Visually splashy Google+ for Android catches up to iOS
The photo-first look brings new polish to the Google+ app for Google's mobile OS. You also can start hangouts from Android devices. But it still needs improvement.
Google has released the Android version of an overhauled Google+ app, part of the company's attempt to move to a "simpler, more beautiful Google," in the words of Vic Gundotra, the company's senior vice president of engineering.
The new app catches up with the tablets.a couple of weeks ago with a new visually rich, photo-first interface. And in some ways it surpasses it, for example in its support for
Google trails Facebook by far when it comes to the magnitude of membership on the overt social-network Google+ site, but the company is trying to compensate by wiring Google+ social interactions into major properties including Gmail, YouTube, and search.
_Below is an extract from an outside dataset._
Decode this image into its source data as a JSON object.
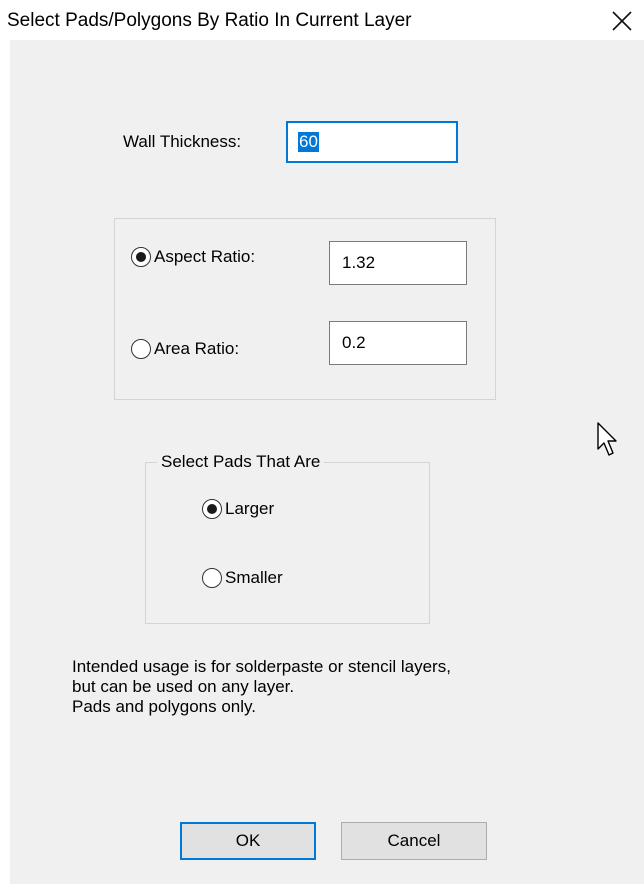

And it's trying to outdo Facebook in features, too -- thus today's app update.
Among the new app's features:
Most obviously, a new interface that puts images front and center, with the text of a Google+ post overlaid on the top. It's supposed to be more visually rich, but I find the new look often cluttered and jumbled.
The old home screen is replaced by a navigation ribbon that slides down the left edge of the screen. That's a lot less dorky for tablets, which before had five tiny icons amid an ocean of wasted space.
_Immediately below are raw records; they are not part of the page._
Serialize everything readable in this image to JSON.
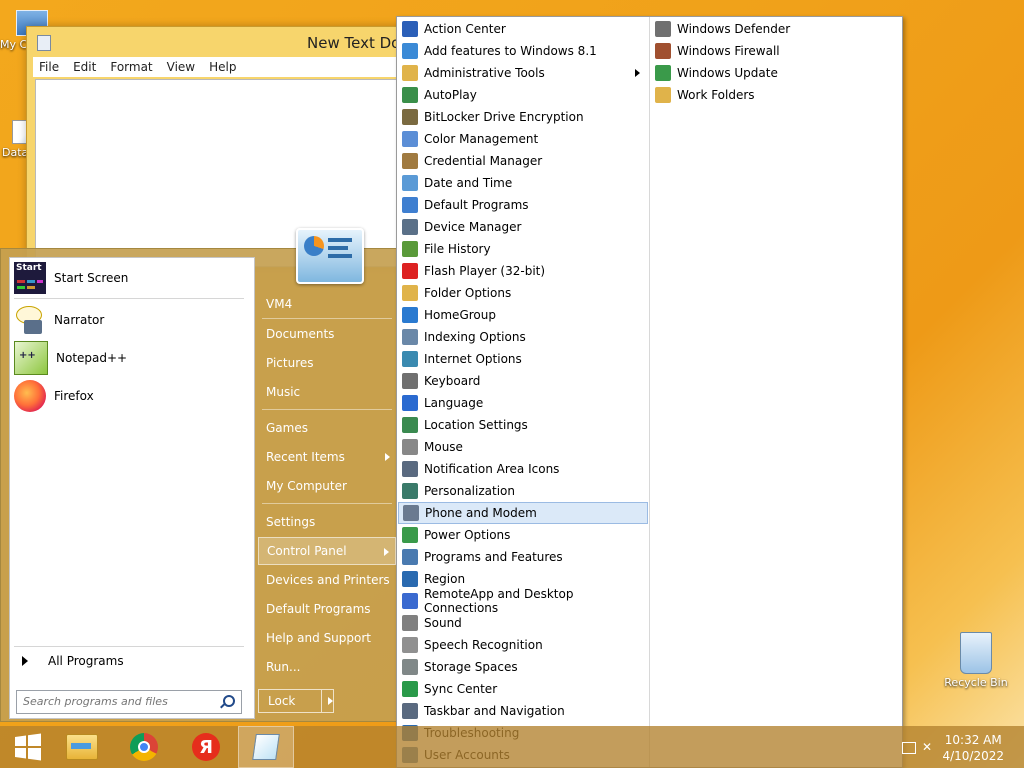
{
  "desktop": {
    "icons": [
      {
        "label": "My C",
        "icon": "my-computer-icon"
      },
      {
        "label": "Data",
        "icon": "data-icon"
      }
    ],
    "recycle_bin": {
      "label": "Recycle Bin",
      "icon": "recycle-bin-icon"
    }
  },
  "notepad": {
    "title": "New Text Doc",
    "menu": [
      "File",
      "Edit",
      "Format",
      "View",
      "Help"
    ]
  },
  "start_menu": {
    "programs": [
      {
        "label": "Start Screen",
        "icon": "start-screen-icon"
      },
      {
        "label": "Narrator",
        "icon": "narrator-icon"
      },
      {
        "label": "Notepad++",
        "icon": "notepad-plus-plus-icon"
      },
      {
        "label": "Firefox",
        "icon": "firefox-icon"
      }
    ],
    "all_programs": "All Programs",
    "search_placeholder": "Search programs and files",
    "right_items": [
      {
        "label": "VM4",
        "submenu": false
      },
      {
        "label": "Documents",
        "submenu": false
      },
      {
        "label": "Pictures",
        "submenu": false
      },
      {
        "label": "Music",
        "submenu": false
      },
      {
        "label": "Games",
        "submenu": false
      },
      {
        "label": "Recent Items",
        "submenu": true
      },
      {
        "label": "My Computer",
        "submenu": false
      },
      {
        "label": "Settings",
        "submenu": false
      },
      {
        "label": "Control Panel",
        "submenu": true,
        "selected": true
      },
      {
        "label": "Devices and Printers",
        "submenu": false
      },
      {
        "label": "Default Programs",
        "submenu": false
      },
      {
        "label": "Help and Support",
        "submenu": false
      },
      {
        "label": "Run...",
        "submenu": false
      }
    ],
    "lock_label": "Lock"
  },
  "control_panel": {
    "left_column": [
      {
        "label": "Action Center",
        "icon": "flag-icon"
      },
      {
        "label": "Add features to Windows 8.1",
        "icon": "add-features-icon"
      },
      {
        "label": "Administrative Tools",
        "icon": "folder-icon",
        "submenu": true
      },
      {
        "label": "AutoPlay",
        "icon": "autoplay-icon"
      },
      {
        "label": "BitLocker Drive Encryption",
        "icon": "bitlocker-icon"
      },
      {
        "label": "Color Management",
        "icon": "color-management-icon"
      },
      {
        "label": "Credential Manager",
        "icon": "credential-manager-icon"
      },
      {
        "label": "Date and Time",
        "icon": "clock-icon"
      },
      {
        "label": "Default Programs",
        "icon": "default-programs-icon"
      },
      {
        "label": "Device Manager",
        "icon": "device-manager-icon"
      },
      {
        "label": "File History",
        "icon": "file-history-icon"
      },
      {
        "label": "Flash Player (32-bit)",
        "icon": "flash-icon"
      },
      {
        "label": "Folder Options",
        "icon": "folder-options-icon"
      },
      {
        "label": "HomeGroup",
        "icon": "homegroup-icon"
      },
      {
        "label": "Indexing Options",
        "icon": "indexing-icon"
      },
      {
        "label": "Internet Options",
        "icon": "internet-options-icon"
      },
      {
        "label": "Keyboard",
        "icon": "keyboard-icon"
      },
      {
        "label": "Language",
        "icon": "language-icon"
      },
      {
        "label": "Location Settings",
        "icon": "location-icon"
      },
      {
        "label": "Mouse",
        "icon": "mouse-icon"
      },
      {
        "label": "Notification Area Icons",
        "icon": "notification-icon"
      },
      {
        "label": "Personalization",
        "icon": "personalization-icon"
      },
      {
        "label": "Phone and Modem",
        "icon": "phone-modem-icon",
        "selected": true
      },
      {
        "label": "Power Options",
        "icon": "power-icon"
      },
      {
        "label": "Programs and Features",
        "icon": "programs-features-icon"
      },
      {
        "label": "Region",
        "icon": "region-icon"
      },
      {
        "label": "RemoteApp and Desktop Connections",
        "icon": "remoteapp-icon"
      },
      {
        "label": "Sound",
        "icon": "sound-icon"
      },
      {
        "label": "Speech Recognition",
        "icon": "microphone-icon"
      },
      {
        "label": "Storage Spaces",
        "icon": "storage-icon"
      },
      {
        "label": "Sync Center",
        "icon": "sync-icon"
      },
      {
        "label": "Taskbar and Navigation",
        "icon": "taskbar-icon"
      },
      {
        "label": "Troubleshooting",
        "icon": "troubleshooting-icon"
      },
      {
        "label": "User Accounts",
        "icon": "user-accounts-icon"
      }
    ],
    "right_column": [
      {
        "label": "Windows Defender",
        "icon": "defender-icon"
      },
      {
        "label": "Windows Firewall",
        "icon": "firewall-icon"
      },
      {
        "label": "Windows Update",
        "icon": "update-icon"
      },
      {
        "label": "Work Folders",
        "icon": "work-folders-icon"
      }
    ]
  },
  "taskbar": {
    "buttons": [
      {
        "name": "start-button",
        "icon": "windows-logo-icon"
      },
      {
        "name": "file-explorer-button",
        "icon": "file-explorer-icon"
      },
      {
        "name": "chrome-button",
        "icon": "chrome-icon"
      },
      {
        "name": "yandex-button",
        "icon": "yandex-icon"
      },
      {
        "name": "notepad-button",
        "icon": "notepad-icon",
        "active": true
      }
    ],
    "time": "10:32 AM",
    "date": "4/10/2022"
  },
  "colors": {
    "accent_start": "#c4a050",
    "selection": "#dbe9f8",
    "desktop_orange": "#f0a11a"
  }
}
An ability to +1 a post directly from the stream of posts.
The ability to start a video chatroom "hangout" from an Android phone or tablet using the navigation ribbon. Hangout requests also can ring the phone like an incoming phone call.
An option to directly turn a photo seen on Google+ into an Android device's background.
The ability to edit your posts from the app, not just from a personal computer.
It's a step in the right direction. I don't think it's all the way there yet, given the clutter and awkwardly wasted space in landscape orientation that a lot of people prefer when using tablets. But I expect it'll increase activity, which a big deal. I've seen discussions pick up after Google added the ability to hold Google+ comment conversations from directly within Gmail.